I woke up ready to have anything but a veggie omelette for breakfast.
People on the Whole30 Recipe Exchange group on Facebook have been chatting about this pumpkin souffle. I was ready to try it with ingredients I had on hand. Viva la substitutions!
Large scoop pumpkin (probably 1/3 cup) 1/2 roasted sweet potato
Pumpkin pie spice cayenne, cinnamon and salt
Generous scoop of almond butter or coconut butter coconut cream
Smashed banana, the riper the better 1/2 mango
Speaking of mango, this is my favorite mango trick. (I only have one mango trick.)
I mixed everything up in the Ninja and then went with 4 minutes in the microwave instead of baking. I think baking would have been better. I liked the flavor, but the souffle was too wet, like a watery flan. I might also add a spoonful of almond flour next time.
I might not have been my favorite breakfast, but it was pretty.
Lunch was the last of the chicken tikka masala and some salad. Pretty uneventful, except I dropped the container and got tikka masala sauce all over my chair, my pants, and the floor in the break room.
Dinner was this fabulous chocolate chili topped with jicama chips, served with a green salad and broiled yellow squash.
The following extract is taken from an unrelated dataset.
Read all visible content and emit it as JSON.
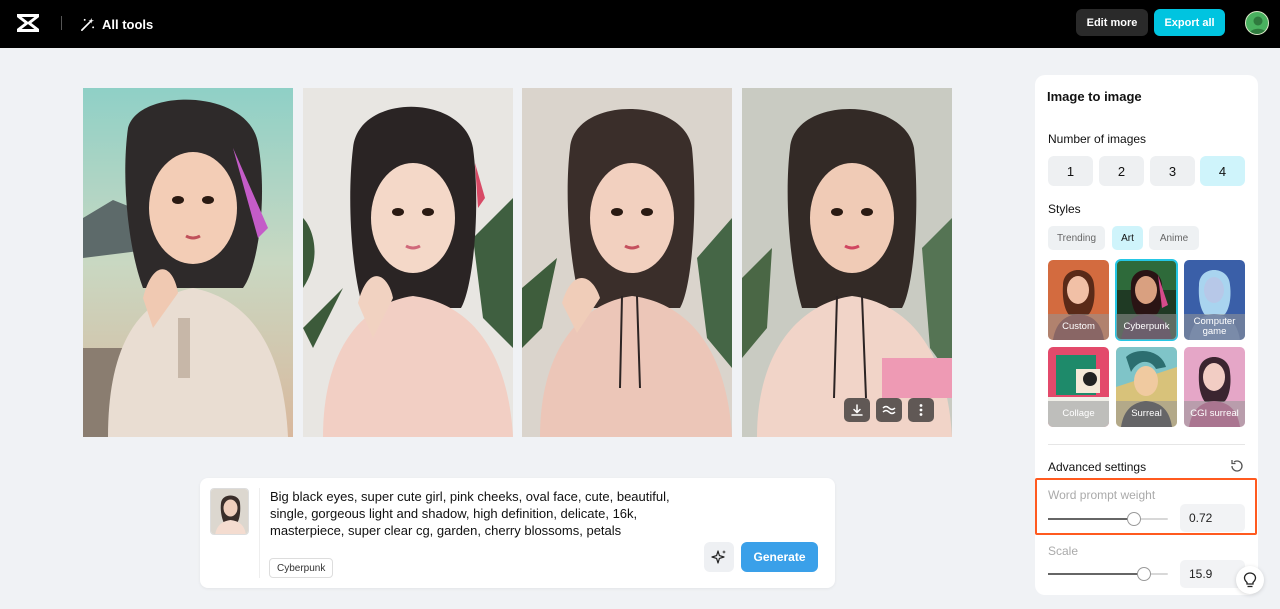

I’ve always been a fan of extra-spicy chili with lots of beans, so I wasn’t sure if I’d dig a not-spicy chili with no beans. I digged!
I wanted to use my gramma’s orange earthenware casserole. Now before you get an image of a sweet old lady an apron, that was not my gramma. My gramma immigrated to the US when she was four, landed in New York City and stayed there her whole life. In gramma’s eyes, if it wasn’t New York, it was crap. I didn’t learn how to cook chicken and dumplings from my gramma. I learned how to eat sesame bagels with cream cheese, hummus and baba ganoush. She had this tiny galley-style kitchen in her apartment and I have no memories of her cooking in it. I do remember having gefilte fish during passover. That’s not a fond memory. I cried.
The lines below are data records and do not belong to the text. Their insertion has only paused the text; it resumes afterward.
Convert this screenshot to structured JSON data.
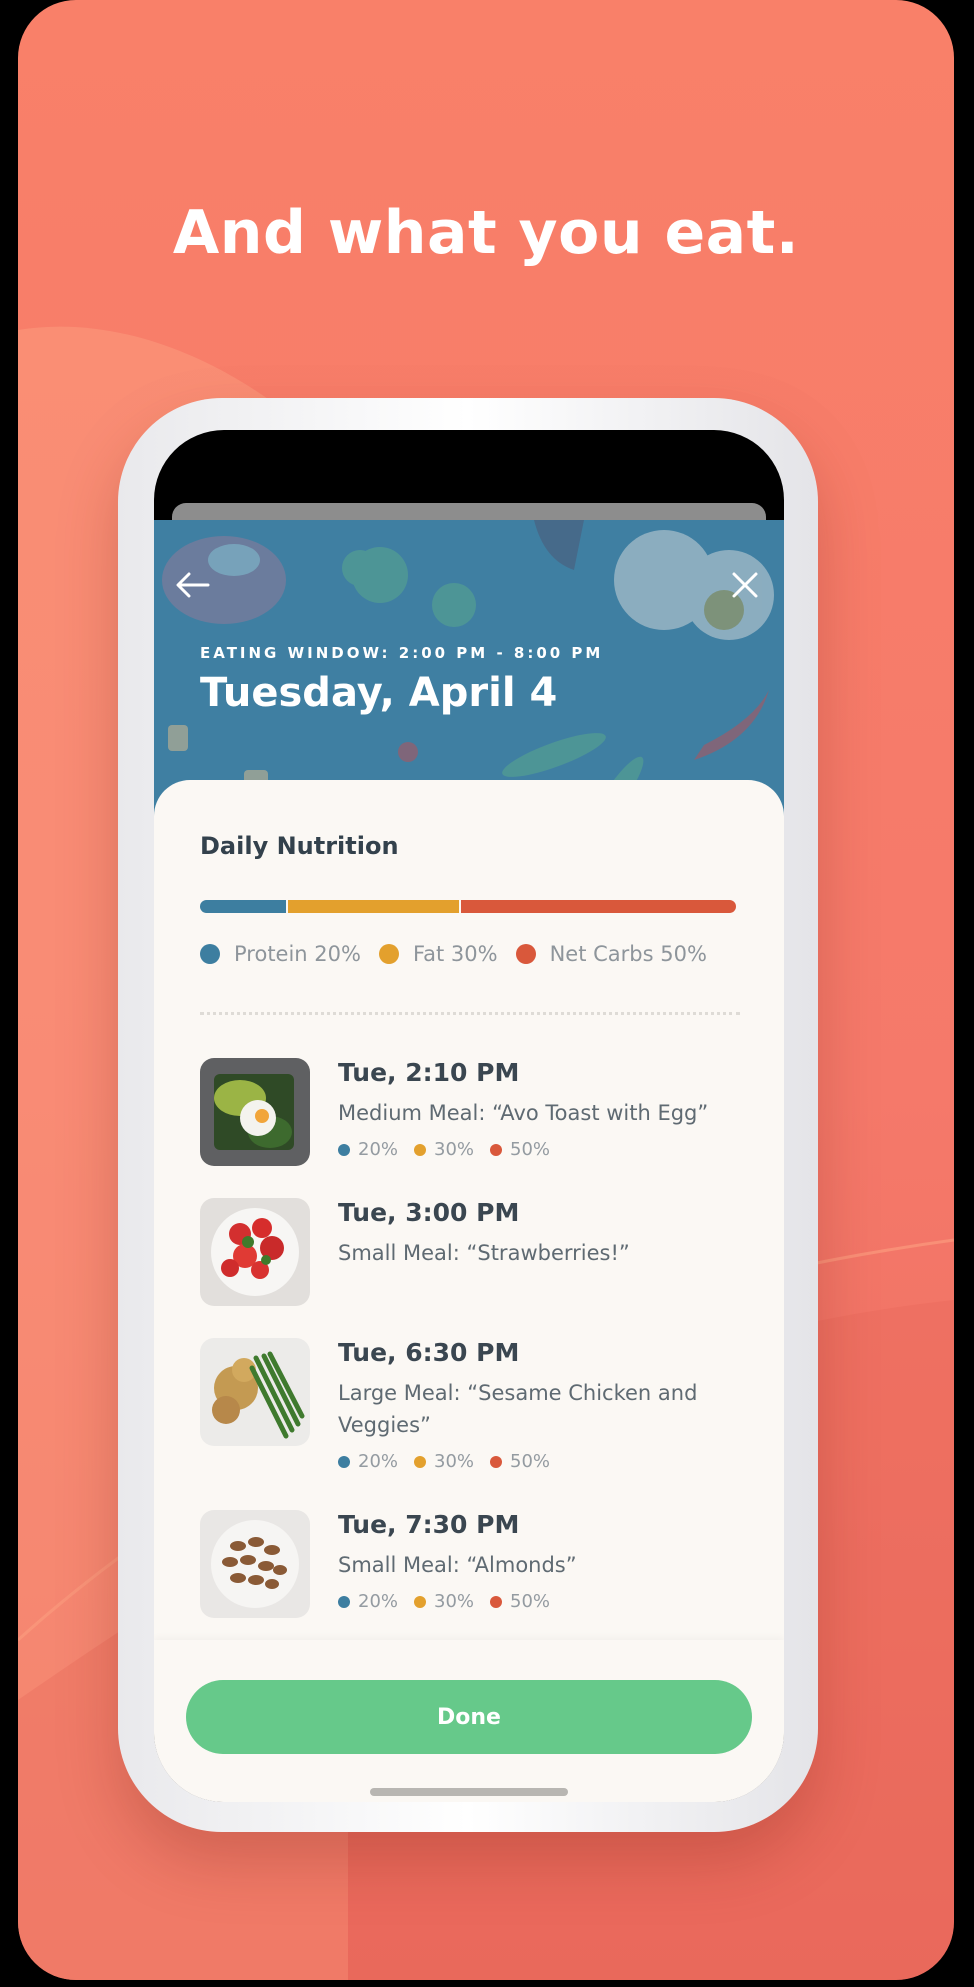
{
  "headline": "And what you eat.",
  "header": {
    "eating_window": "EATING WINDOW: 2:00 PM - 8:00 PM",
    "date": "Tuesday, April 4"
  },
  "nutrition": {
    "title": "Daily Nutrition",
    "macros": [
      {
        "label": "Protein 20%",
        "percent": 20,
        "color": "#3d7ea0"
      },
      {
        "label": "Fat 30%",
        "percent": 30,
        "color": "#e3a02d"
      },
      {
        "label": "Net Carbs 50%",
        "percent": 50,
        "color": "#d9583b"
      }
    ]
  },
  "meals": [
    {
      "time": "Tue, 2:10 PM",
      "desc": "Medium Meal: “Avo Toast with Egg”",
      "macros": [
        "20%",
        "30%",
        "50%"
      ],
      "photo": "avocado-toast"
    },
    {
      "time": "Tue, 3:00 PM",
      "desc": "Small Meal: “Strawberries!”",
      "macros": [],
      "photo": "strawberries"
    },
    {
      "time": "Tue, 6:30 PM",
      "desc": "Large Meal: “Sesame Chicken and Veggies”",
      "macros": [
        "20%",
        "30%",
        "50%"
      ],
      "photo": "sesame-chicken"
    },
    {
      "time": "Tue, 7:30 PM",
      "desc": "Small Meal: “Almonds”",
      "macros": [
        "20%",
        "30%",
        "50%"
      ],
      "photo": "almonds"
    }
  ],
  "done_label": "Done",
  "colors": {
    "background": "#f98069",
    "header": "#3f7fa2",
    "protein": "#3d7ea0",
    "fat": "#e3a02d",
    "carbs": "#d9583b",
    "done_button": "#66c98a"
  },
  "icons": {
    "back": "arrow-left-icon",
    "close": "close-icon"
  }
}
And somehow in my early 20s I ended up with this Mad Men casserole dish.
I grabbed my casserole (with two hands because it’s heavy) and my first thought was, is this big enough? Of course it is!
I started with two cups of onions, which took up about 1/3 of the space. I eyeballed my tube of ground beef and
made a mental calculation prayed that everything would fit. The meat barely fit. No problem! It will all cook down, I said.
Then I made this spice mixture. If I wasn’t going to blog about it, I would have just thrown it all in the pot without measuring. A lot of seasoning goes into this chili.
This is how full my casserole got after I added the spices and tomatoes.
Oy vey. I still have to add a can of beef broth and a cup of water. Should I grab a bigger vessel to cook this? Of course not!
For the next hour, I let this simmer down and added the beef broth, a tiny pour at a time, every ten minutes until I emptied the can. It looked like this the whole time. I skipped the cup of water.
I committed a horrible act of unsafe food handling and let this sit on the stove while I was at work. It’s supposed to simmer for two hours and it barely got one. I figured letting it cool down slowly was better than throwing a bubbling pot in the fridge. I was also really afraid of spillage.
My house smelled amazing when I got home and all I had to do was put a salad together, bake some jicama chips and put a few squash slices under the broiler.
I thought it was a great dinner but hubs found the chili too spicy. It wasn’t spicy. But he did not pick up on the cocoa. In his eyes the worst meal I ever made was a cocoa-rubbed steak. If I told him the chili had cocoa he never would’ve tried it.
He ate about 3 bites of dinner. I think this means more leftovers for me.
I’m not complaining.
So why thank a Aztec? Back in the day they used chocolatl as a savory ingredient. Those crazy Aztecs were geniuses.